With human populations increasing worldwide and consumers demanding rare and exotic meals, endangered animals are being hunted for food at an increasingly alarming rate. Due to such a diverse international culture and rich tastes, the United States is one of the largest consumers of wildlife, with mass amounts of it illegally smuggled into the country every year.
Take a look at 7 animals that are threatened with extinction if humans don't stop eating them--you might be surprised at what you find!
The pangolin is a family of 8 species, also known as the scaly anteater, native to tropical regions of Asia and Africa. Large keratin scales cover its skin—a mammal adaptation unique to the pangolin. Unfortunately, the pangolin's existence is threatened due to heavy consumption primarily in Africa, China, and Indonesia, where not only is the meat considered a delicacy but the pangolin serves as a source for many herbal medicines.
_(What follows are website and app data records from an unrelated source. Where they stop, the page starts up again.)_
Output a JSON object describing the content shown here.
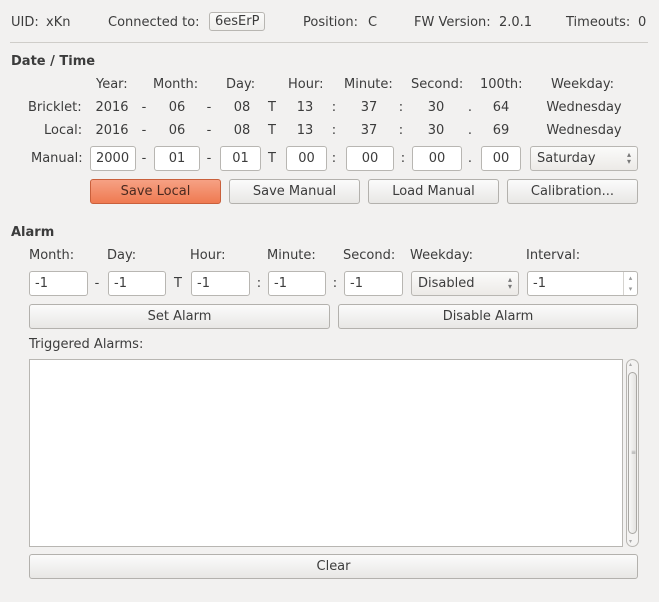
{
  "header": {
    "uid_label": "UID:",
    "uid_value": "xKn",
    "connected_label": "Connected to:",
    "connected_value": "6esErP",
    "position_label": "Position:",
    "position_value": "C",
    "fw_label": "FW Version:",
    "fw_value": "2.0.1",
    "timeouts_label": "Timeouts:",
    "timeouts_value": "0"
  },
  "datetime": {
    "title": "Date / Time",
    "columns": [
      "Year:",
      "Month:",
      "Day:",
      "Hour:",
      "Minute:",
      "Second:",
      "100th:",
      "Weekday:"
    ],
    "separators": [
      "-",
      "-",
      "T",
      ":",
      ":",
      "."
    ],
    "rows": [
      {
        "label": "Bricklet:",
        "values": [
          "2016",
          "06",
          "08",
          "13",
          "37",
          "30",
          "64"
        ],
        "weekday": "Wednesday"
      },
      {
        "label": "Local:",
        "values": [
          "2016",
          "06",
          "08",
          "13",
          "37",
          "30",
          "69"
        ],
        "weekday": "Wednesday"
      }
    ],
    "manual": {
      "label": "Manual:",
      "values": [
        "2000",
        "01",
        "01",
        "00",
        "00",
        "00",
        "00"
      ],
      "weekday": "Saturday"
    },
    "buttons": {
      "save_local": "Save Local",
      "save_manual": "Save Manual",
      "load_manual": "Load Manual",
      "calibration": "Calibration..."
    }
  },
  "alarm": {
    "title": "Alarm",
    "columns": [
      "Month:",
      "Day:",
      "Hour:",
      "Minute:",
      "Second:",
      "Weekday:",
      "Interval:"
    ],
    "separators": [
      "-",
      "T",
      ":",
      ":"
    ],
    "values": [
      "-1",
      "-1",
      "-1",
      "-1",
      "-1"
    ],
    "weekday": "Disabled",
    "interval": "-1",
    "set_button": "Set Alarm",
    "disable_button": "Disable Alarm",
    "triggered_label": "Triggered Alarms:",
    "triggered_text": "",
    "clear_button": "Clear"
  },
  "colors": {
    "accent": "#ef7a51",
    "background": "#f2f1f0"
  }
}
The IUCN Red List has classified two species of Pangolin as endangered, with four more listed as near threatened.
The entire frog population is being threatened from global trade in frog legs. While definite numbers are hard to track, at least 200 million frogs are consumed every year, though it's possible that the actual number exceeds over a billion. The Giant Ditch Frog, also known as "Mountain Chicken" for its meat, is an example of a specific species that has been eaten to the point of now being critically endangered.
Monkeys and Apes
"Bush meat", or meat from wild animals, is a primary source of protein for many people around the world, especially in Africa. Many international markets also consider the wild meat a delicacy. Hunting of various primates, chimpanzees and gorillas among them, has risen considerably due to increased malnutrition in local human populations and the global demand. More than 3.4 million metric tons of this meat is removed yearly from the Congo Basin alone—a 500 million acre region. One known species of monkey has already gone extinct from consumption, and over 300 of the 634 primate species currently face the same fate.
Both freshwater and sea turtles have long been hunted for food and use in traditional medicines. As many as 10,000 tons of freshwater turtles are traded for consumption each year in Southeast Asia—a region where more than half the species are endangered. Turtle eggs, obviously essential to the survival of the animal, are consumed regularly. Around 422,000 turtle eggs were traded in Terengganu, Malaysia in 2007, a trade volume that more than twice exceeds the number of green turtle nestings in the area.
Though elephants are traditionally known as being hunted for their ivory, many more are now being hunted for their meat. With drastic increases in human population, Africans are finding elephants much more valuable as food, especially with some in the cities considering the meat a delicacy. A single forest elephant in the Congo Basin may earn the seller only $180 for its tusks, but can net around $6,000 for its meat.
Bluefin tuna is one of the most over fished species in the ocean, and its population has decreased by 80% in the last 40 years as a result. Recent efforts to ban the international trade of the critically endangered species failed. One analysis predicts that at the current rate of consumption, Mediterranean bluefin tuna will be extinct by 2012.
Chinese Giant Salamander
The Chinese Giant Salamander is the largest living amphibian, able to reach up to 6 feet in length. The species is considered critically endangered, as hunting for their meat (considered a delicacy) combined with habitat destruction has led to an 80% decrease in their population since the 1960s.